What lines in the entries below contain the word "icon"? Copy all of them.

(Beginning of RECORDS SUPPLIED)

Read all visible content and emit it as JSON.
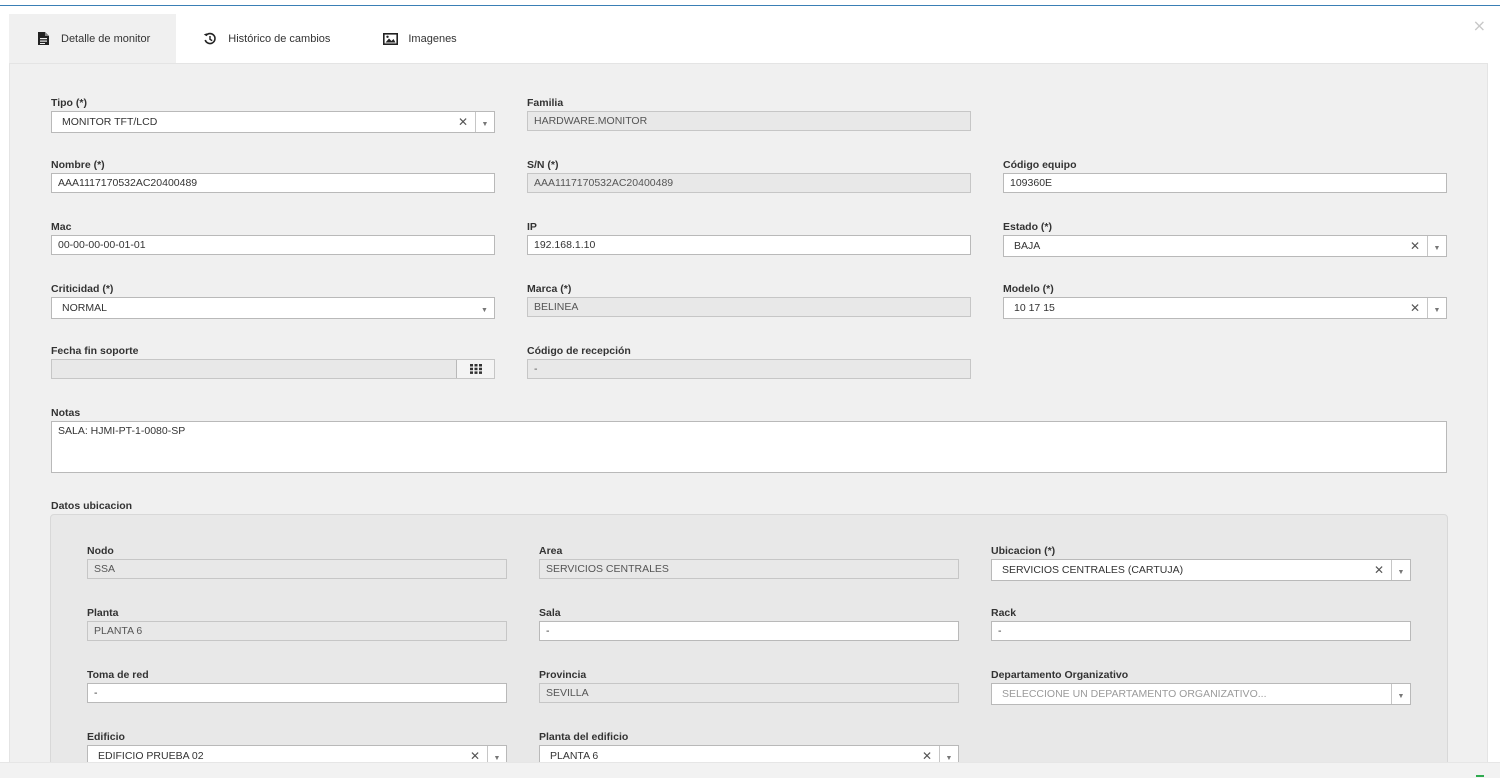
{
  "tabs": [
    {
      "label": "Detalle de monitor",
      "icon": "document-icon"
    },
    {
      "label": "Histórico de cambios",
      "icon": "history-icon"
    },
    {
      "label": "Imagenes",
      "icon": "image-icon"
    }
  ],
  "close_label": "×",
  "fields": {
    "tipo": {
      "label": "Tipo (*)",
      "value": "MONITOR TFT/LCD"
    },
    "familia": {
      "label": "Familia",
      "value": "HARDWARE.MONITOR"
    },
    "nombre": {
      "label": "Nombre (*)",
      "value": "AAA1117170532AC20400489"
    },
    "sn": {
      "label": "S/N (*)",
      "value": "AAA1117170532AC20400489"
    },
    "codigo_equipo": {
      "label": "Código equipo",
      "value": "109360E"
    },
    "mac": {
      "label": "Mac",
      "value": "00-00-00-00-01-01"
    },
    "ip": {
      "label": "IP",
      "value": "192.168.1.10"
    },
    "estado": {
      "label": "Estado (*)",
      "value": "BAJA"
    },
    "criticidad": {
      "label": "Criticidad (*)",
      "value": "NORMAL"
    },
    "marca": {
      "label": "Marca (*)",
      "value": "BELINEA"
    },
    "modelo": {
      "label": "Modelo (*)",
      "value": "10 17 15"
    },
    "fecha_fin_soporte": {
      "label": "Fecha fin soporte",
      "value": ""
    },
    "codigo_recepcion": {
      "label": "Código de recepción",
      "value": "-"
    },
    "notas": {
      "label": "Notas",
      "value": "SALA: HJMI-PT-1-0080-SP"
    }
  },
  "ubicacion": {
    "title": "Datos ubicacion",
    "nodo": {
      "label": "Nodo",
      "value": "SSA"
    },
    "area": {
      "label": "Area",
      "value": "SERVICIOS CENTRALES"
    },
    "ubicacion": {
      "label": "Ubicacion (*)",
      "value": "SERVICIOS CENTRALES (CARTUJA)"
    },
    "planta": {
      "label": "Planta",
      "value": "PLANTA 6"
    },
    "sala": {
      "label": "Sala",
      "value": "-"
    },
    "rack": {
      "label": "Rack",
      "value": "-"
    },
    "toma_red": {
      "label": "Toma de red",
      "value": "-"
    },
    "provincia": {
      "label": "Provincia",
      "value": "SEVILLA"
    },
    "departamento": {
      "label": "Departamento Organizativo",
      "placeholder": "SELECCIONE UN DEPARTAMENTO ORGANIZATIVO..."
    },
    "edificio": {
      "label": "Edificio",
      "value": "EDIFICIO PRUEBA 02"
    },
    "planta_edificio": {
      "label": "Planta del edificio",
      "value": "PLANTA 6"
    }
  },
  "colors": {
    "accent_line": "#3a7fb5",
    "panel_bg": "#f0f0f0",
    "readonly_bg": "#e8e8e8",
    "footer_mark": "#2eaa4f"
  }
}
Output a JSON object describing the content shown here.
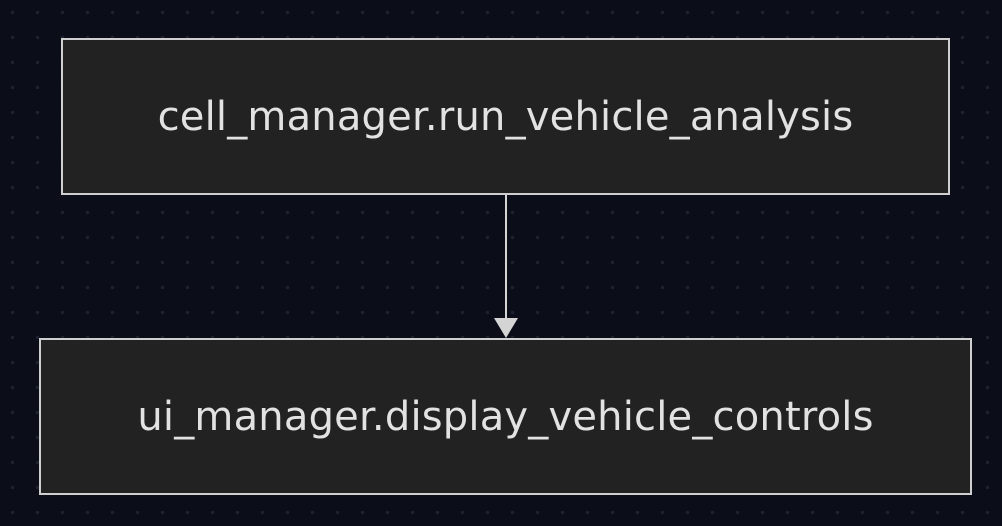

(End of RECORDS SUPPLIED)

■ **YOUR SOLUTION**:
      "icon": "document-icon"
      "icon": "history-icon"
      "icon": "image-icon"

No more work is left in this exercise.